5 reasons to throw out the bottles and dummies when your child is one….

Read more

21 Apr 2011

Top tips for happy eaters

No Comments Fussy Eaters, Weaning

From the moment weaning begins, it is important that your child starts to nurture a life-long positive approach to food, mealtimes and eating. Meals should be happy from the start! Follow my top tips for happy eaters and both you and your child can have stress free, happy meals together.

  1. Let your child have the control over what goes into their mouth: try giving them their own spoon or offer some finger foods, allow them to see the food they’re about to eat (don’t hide it in a bowl out of their reach), and allow your child to expore the food by touching it before they eat it. If spoon-feeding, avoid pushing the spoon to the back of their mouths – place the spoon near their lips and let them choose to take it off the spoon themselves.
  2. Include a variety of foods in your child’s diet and don’t ignore previously refused foods: it can take 15-20 exposures of one food before a child learns to like the taste.
  3. Never force your child to eat anything: this includes persuading them to eat beyond their appetite. Don’t worry about having a clean plate – it is much better that your child learns to understand their own feelings of hunger and fullness. Don’t panic if they haven’t eaten much that day – forcing them to eat will not make anything better in the long term.
  4. Role model good eating: children love to mimic and if they see you eating (and enjoying) your vegetables they are likely to copy.
  5. Mess is good! Messy meal times are happy meal times. Allow your chld to explore food with all their senses and stop yourself from wiping them clean before the meal is finished. If children are not given the opportunity to immerse themselves in the pleasure of exploring food before they eat it, they often end up disinterested in food and reluctant to eat.
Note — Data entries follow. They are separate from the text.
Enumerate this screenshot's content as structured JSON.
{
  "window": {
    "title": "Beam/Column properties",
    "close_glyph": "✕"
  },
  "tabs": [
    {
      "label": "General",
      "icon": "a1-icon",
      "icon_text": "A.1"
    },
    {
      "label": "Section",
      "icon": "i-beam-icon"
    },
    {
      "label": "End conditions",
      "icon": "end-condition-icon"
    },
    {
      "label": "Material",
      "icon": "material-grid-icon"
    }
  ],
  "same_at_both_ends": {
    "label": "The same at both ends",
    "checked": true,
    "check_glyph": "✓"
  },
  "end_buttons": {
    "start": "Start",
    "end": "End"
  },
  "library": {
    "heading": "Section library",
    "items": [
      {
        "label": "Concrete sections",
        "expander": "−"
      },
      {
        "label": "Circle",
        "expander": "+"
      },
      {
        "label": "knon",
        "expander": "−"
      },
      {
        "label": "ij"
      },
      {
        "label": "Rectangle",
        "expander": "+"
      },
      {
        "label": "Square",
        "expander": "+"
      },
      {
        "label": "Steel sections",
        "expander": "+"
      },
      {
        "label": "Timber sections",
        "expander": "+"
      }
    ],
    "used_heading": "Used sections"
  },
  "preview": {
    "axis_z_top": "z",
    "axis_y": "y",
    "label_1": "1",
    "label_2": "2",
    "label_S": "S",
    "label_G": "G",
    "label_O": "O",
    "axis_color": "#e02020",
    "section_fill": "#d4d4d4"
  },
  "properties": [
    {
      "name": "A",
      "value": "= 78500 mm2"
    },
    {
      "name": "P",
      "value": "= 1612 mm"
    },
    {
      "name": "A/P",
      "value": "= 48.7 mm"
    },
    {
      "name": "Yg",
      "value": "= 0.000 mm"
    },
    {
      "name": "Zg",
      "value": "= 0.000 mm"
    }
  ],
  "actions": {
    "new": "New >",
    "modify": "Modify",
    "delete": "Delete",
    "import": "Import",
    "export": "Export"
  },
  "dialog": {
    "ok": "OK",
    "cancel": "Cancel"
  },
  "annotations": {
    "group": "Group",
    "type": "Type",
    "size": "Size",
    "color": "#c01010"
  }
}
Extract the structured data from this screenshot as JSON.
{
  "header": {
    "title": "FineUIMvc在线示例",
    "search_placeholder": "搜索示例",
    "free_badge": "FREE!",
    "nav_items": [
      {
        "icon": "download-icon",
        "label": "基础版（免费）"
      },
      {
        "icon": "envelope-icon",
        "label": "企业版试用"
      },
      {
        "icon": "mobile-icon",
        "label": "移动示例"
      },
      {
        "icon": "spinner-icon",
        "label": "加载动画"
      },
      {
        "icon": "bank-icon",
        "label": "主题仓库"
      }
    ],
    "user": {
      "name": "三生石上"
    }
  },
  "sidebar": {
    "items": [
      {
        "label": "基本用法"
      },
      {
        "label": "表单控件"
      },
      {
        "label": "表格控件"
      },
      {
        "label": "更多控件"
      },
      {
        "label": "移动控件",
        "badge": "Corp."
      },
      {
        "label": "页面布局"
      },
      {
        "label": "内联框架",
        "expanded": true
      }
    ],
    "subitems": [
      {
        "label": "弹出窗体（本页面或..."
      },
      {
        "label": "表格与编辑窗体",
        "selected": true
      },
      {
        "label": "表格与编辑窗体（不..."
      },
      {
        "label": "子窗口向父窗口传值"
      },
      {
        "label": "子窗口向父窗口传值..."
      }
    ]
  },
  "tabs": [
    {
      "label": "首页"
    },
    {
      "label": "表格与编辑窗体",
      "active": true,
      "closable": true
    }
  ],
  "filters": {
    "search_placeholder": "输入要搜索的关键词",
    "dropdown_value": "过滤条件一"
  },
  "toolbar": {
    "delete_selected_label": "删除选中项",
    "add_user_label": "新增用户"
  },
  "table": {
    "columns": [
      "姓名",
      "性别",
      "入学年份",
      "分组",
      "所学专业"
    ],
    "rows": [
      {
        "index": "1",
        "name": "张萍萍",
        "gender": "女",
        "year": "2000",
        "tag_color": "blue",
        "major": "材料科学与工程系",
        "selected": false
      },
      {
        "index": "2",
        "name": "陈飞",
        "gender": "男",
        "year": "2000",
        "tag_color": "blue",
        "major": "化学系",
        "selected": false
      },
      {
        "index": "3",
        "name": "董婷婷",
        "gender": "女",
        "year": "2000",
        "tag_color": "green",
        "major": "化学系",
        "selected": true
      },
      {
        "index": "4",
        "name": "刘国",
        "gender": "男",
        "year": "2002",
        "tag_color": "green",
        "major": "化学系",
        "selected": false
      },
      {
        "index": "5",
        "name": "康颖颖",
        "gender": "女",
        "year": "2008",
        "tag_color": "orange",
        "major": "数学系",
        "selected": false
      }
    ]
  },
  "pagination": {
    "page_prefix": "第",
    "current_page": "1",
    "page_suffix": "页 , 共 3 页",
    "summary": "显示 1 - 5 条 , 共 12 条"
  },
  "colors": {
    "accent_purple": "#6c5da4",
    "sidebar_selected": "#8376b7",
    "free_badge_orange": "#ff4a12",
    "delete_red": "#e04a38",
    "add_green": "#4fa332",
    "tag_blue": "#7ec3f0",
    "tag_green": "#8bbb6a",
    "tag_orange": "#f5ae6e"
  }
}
Finally, expect that your child will go through a phase of fussy eating. It is a normal developmental milestone, but if appropriately managed will usually resolve. If you are worried about prolonged fussy eating, nutrient intake or extreme food refusal it is a good idea to get in touch with a paediatric dietitian to help you nip the problem in the bud before it gets out of hand.

14 Apr 2011

Iron for… IQ

No Comments Weaning

The importance of iron in the baby’s weaning diet should not be underestimated. Many parents spend the first few months of weaning letting their babies get used to healthy fruits and vegetables, and forget all about the other food groups including foods high in iron. Iron is a very important mineral needed for red blood cell production, energy and metabolism. Recent research has shown a lack of iron in the early years can have a long term and possibly irreversible effect on brain development, meaning if infants are not given adequate iron foods their IQ may be compromised.

Read more